On Day 1 at Black Hat USA 2010, I sat-in on the Cloud Security Alliance (CSA) Application Security Findings session. According to the speaker, "Developers don't care… they're motivated to simply ship code, not secure code."
I've worked with numerous developers on application security assessments, penetration tests, and software design projects. I've never met a developer who doesn't care about security. Not a high-priority? Perhaps. Discouraged or intimidated by security jargon and FUD? Yes. But not caring? No way.
The developers I've met are smart folks. I've met coders that know the Open Web Application Security Project's (OWASP) Top-10 front to back. Others are aware, but lack a consistent approach to keeping holes plugged. They're stuck in a loop of getting burned, scrambling for a fix, and plugging the hole, only to get stung again a few weeks later by a different attack. Others know all about the risk of data breaches and credit card theft, but don't know the motives or methods behind those that pull it off. It's a problem, but isn't a high enough priority until something bad happens.
Creating secure code begins with education and awareness. It starts at the top of the organization, the C-level, and goes all the way down to the developers. Producing "hacker-proof" code certainly calls for new development skills and processes, but it also requires a changed perspective on software threats. You can send your developers to defensive coding classes, but if a healthy security attitude isn't developed, people will soon return to old habits.
I know several developers across a variety of verticals. They supplement their coding skills with these principles, to keep them sharp and their awareness high:
Getting out and staying involved. There were only two developers in a room of about 50 people during the Black Hat CSA briefing. This tells me there aren't enough developers attending conferences where they can see first-hand how the bad guys exploit flaws. You can create "secure coding evangelists" in your organization by letting one or two developers attend conferences like Black Hat, just to see how expert researchers hunt for bugs and exploit weaknesses. These are real eye-openers. For a lower cost alternative, there are security groups that focus on secure development. Checkout the Open Web Application Application Security Project (OWASP) site to see if there's a local chapter in your city.
Anticipating threats. It seems like each time a company "builds a ten foot wall" attackers put-up an 11 foot ladder." This dynamic reveals an adversary that is motivated and skilled.
Developers that know Cyber-criminals aren't going to quit place a critical eye on every piece of code they write. They also monitor current or emerging tactics and consider them as they develop. Armed with the current reality, they look for and incorporate
development techniques that make them defensive coders, versus reactive
Making no assumptions. Hackers don't use code the way a developer intends. Your functional specification, design document, and web interface mean nothing to them. Put on their hat.

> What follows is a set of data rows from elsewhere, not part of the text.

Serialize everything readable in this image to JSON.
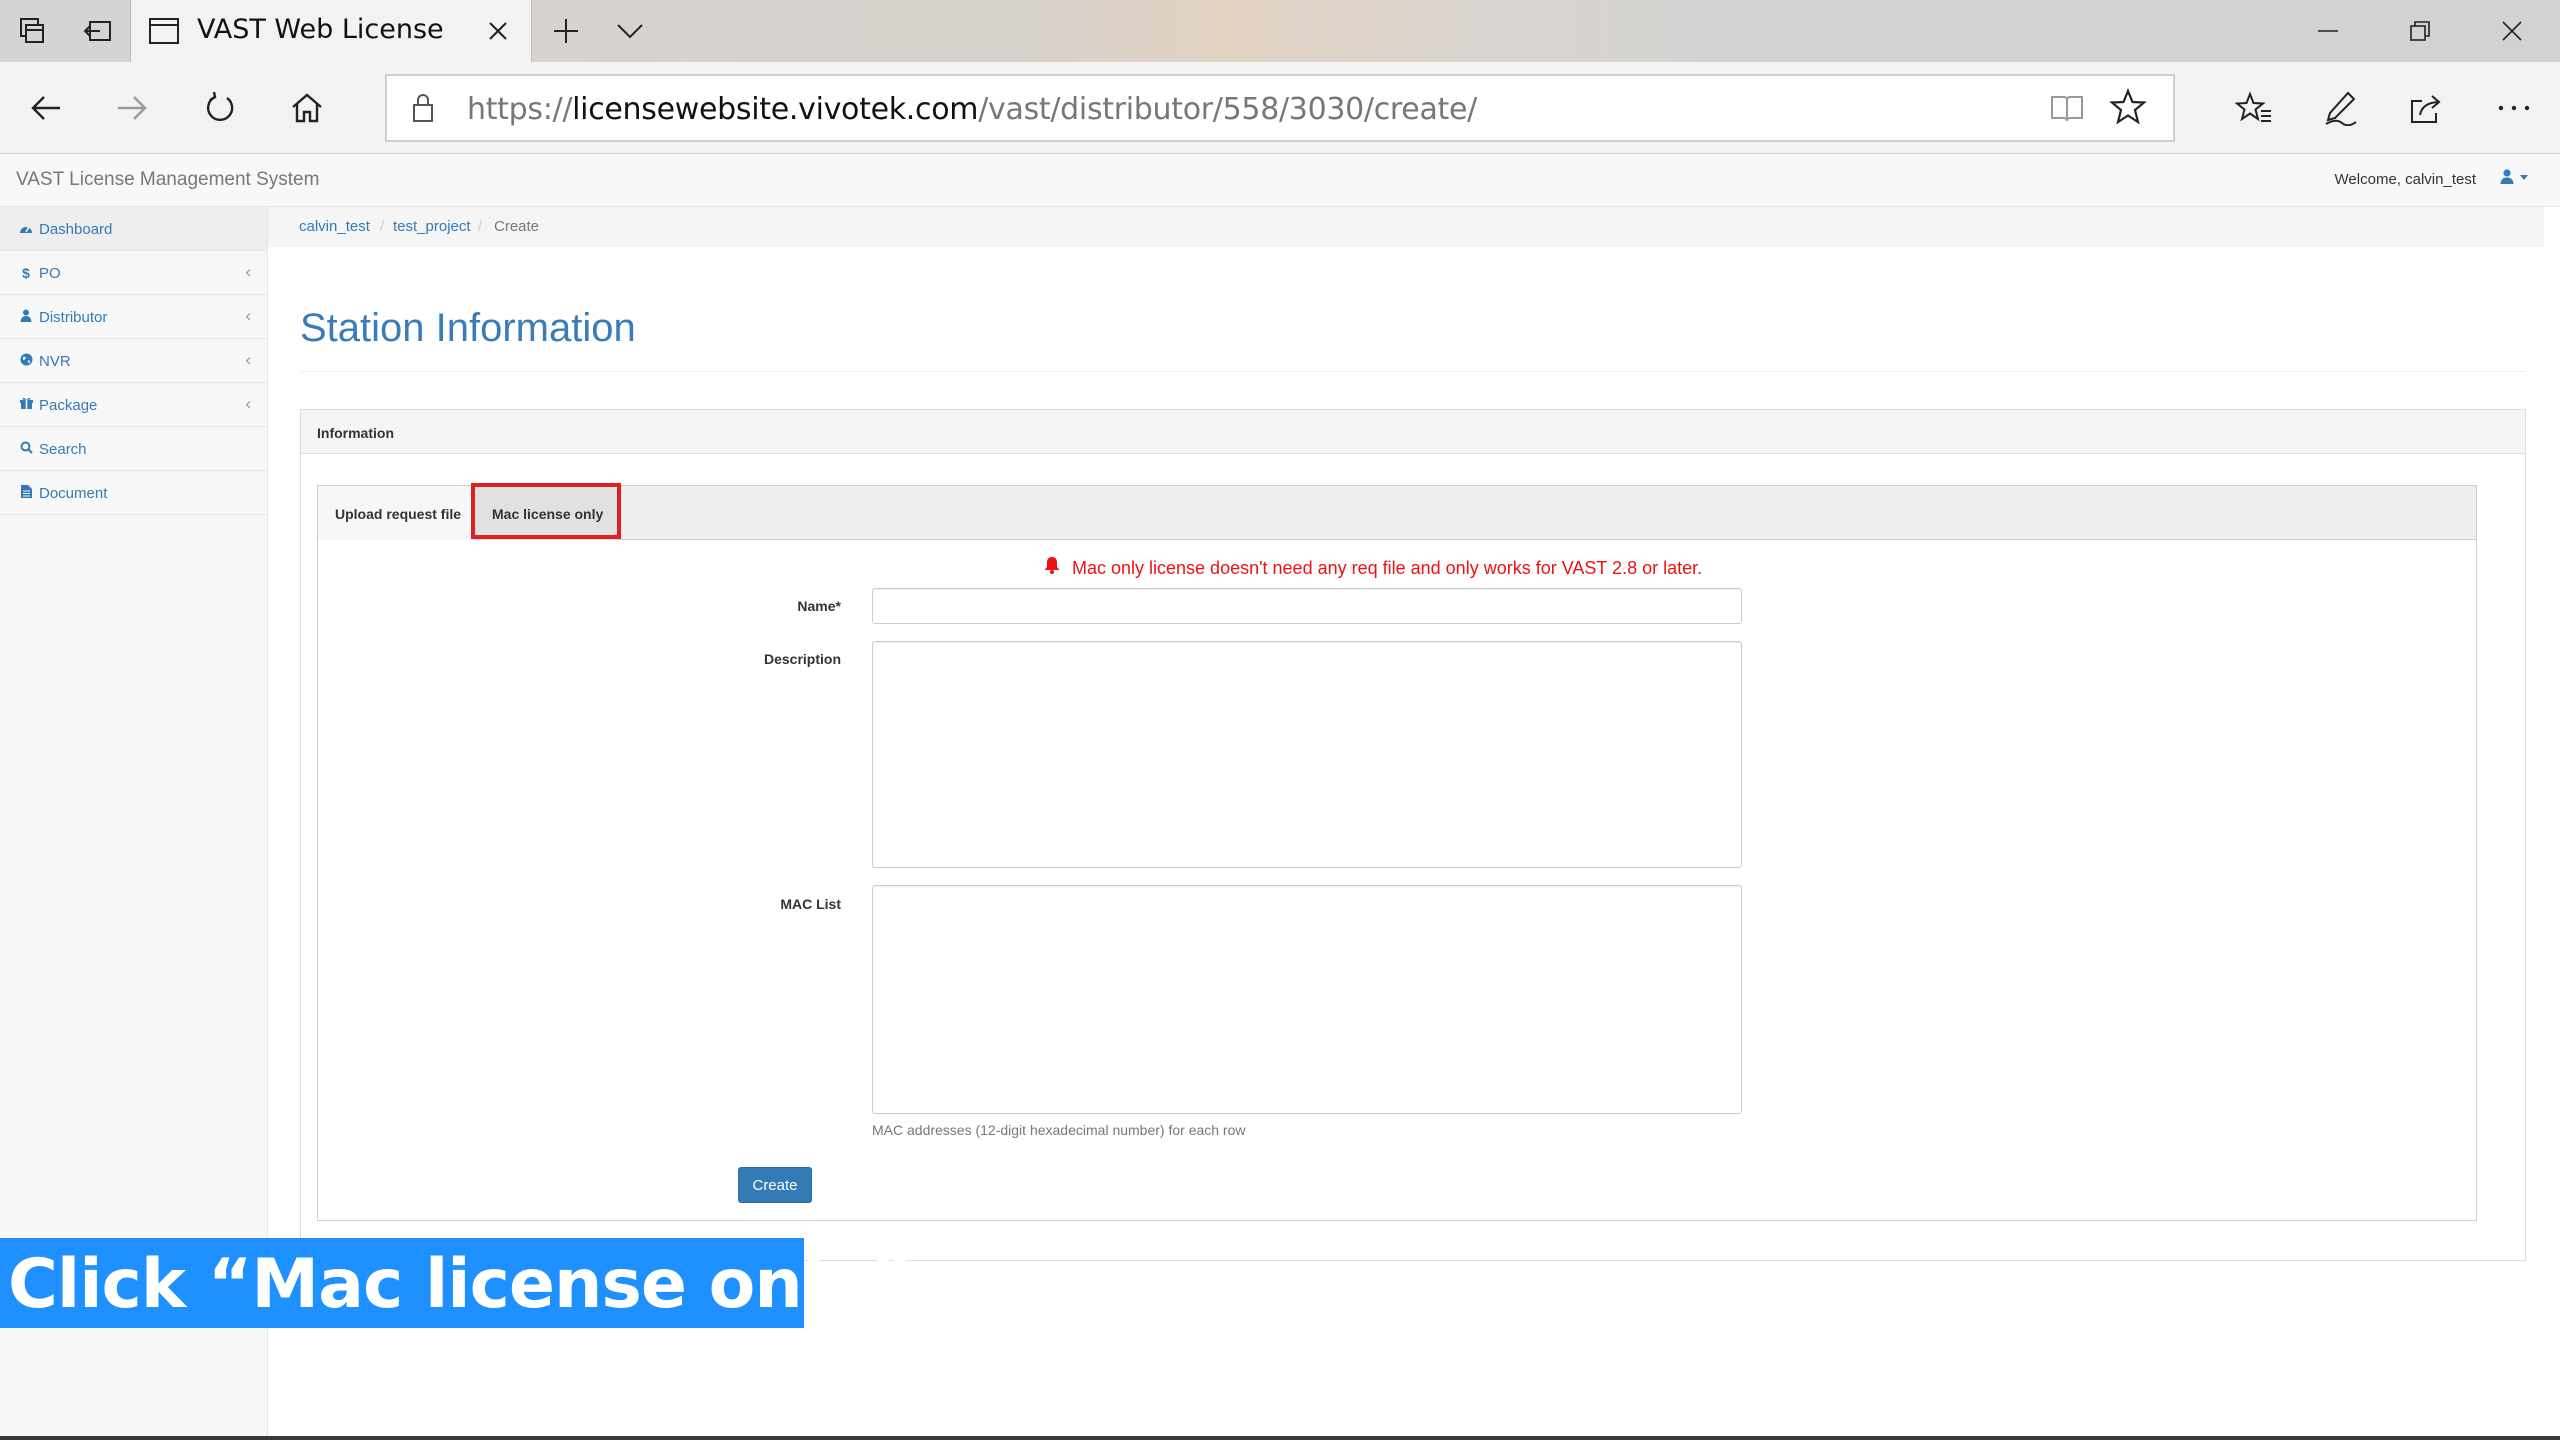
{
  "browser": {
    "tab_title": "VAST Web License - VIV",
    "url_scheme": "https://",
    "url_host": "licensewebsite.vivotek.com",
    "url_path": "/vast/distributor/558/3030/create/"
  },
  "app": {
    "brand": "VAST License Management System",
    "welcome": "Welcome, calvin_test",
    "user_menu_icon": "user-icon"
  },
  "sidebar": {
    "items": [
      {
        "label": "Dashboard",
        "icon": "dashboard-icon"
      },
      {
        "label": "PO",
        "icon": "dollar-icon"
      },
      {
        "label": "Distributor",
        "icon": "user-icon"
      },
      {
        "label": "NVR",
        "icon": "globe-icon"
      },
      {
        "label": "Package",
        "icon": "gift-icon"
      },
      {
        "label": "Search",
        "icon": "search-icon"
      },
      {
        "label": "Document",
        "icon": "document-icon"
      }
    ]
  },
  "breadcrumb": {
    "items": [
      "calvin_test",
      "test_project",
      "Create"
    ],
    "separator": "/"
  },
  "page": {
    "title": "Station Information",
    "panel_heading": "Information",
    "tabs": [
      "Upload request file",
      "Mac license only"
    ],
    "warning": "Mac only license doesn't need any req file and only works for VAST 2.8 or later.",
    "fields": {
      "name_label": "Name*",
      "description_label": "Description",
      "mac_label": "MAC List"
    },
    "mac_help": "MAC addresses (12-digit hexadecimal number) for each row",
    "create_button": "Create"
  },
  "caption": "Click “Mac license only”",
  "colors": {
    "accent": "#337ab7",
    "warning": "#ee1111",
    "caption_bg": "#1e90ff",
    "highlight": "#e02020"
  }
}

But first, forget thinking outside of the box; get out of the box and burn it. I watched a security researcher demonstrate how to bypass authentication in a VMWare product. While researching the bug, he realized he couldn't exploit the flaw using the software client provided by the vendor. The solution? He simply wrote his own client and gained unauthorized access to the VMWare environment. Good developers know they can't hide a vulnerability — they can only delay how long it takes before it's found.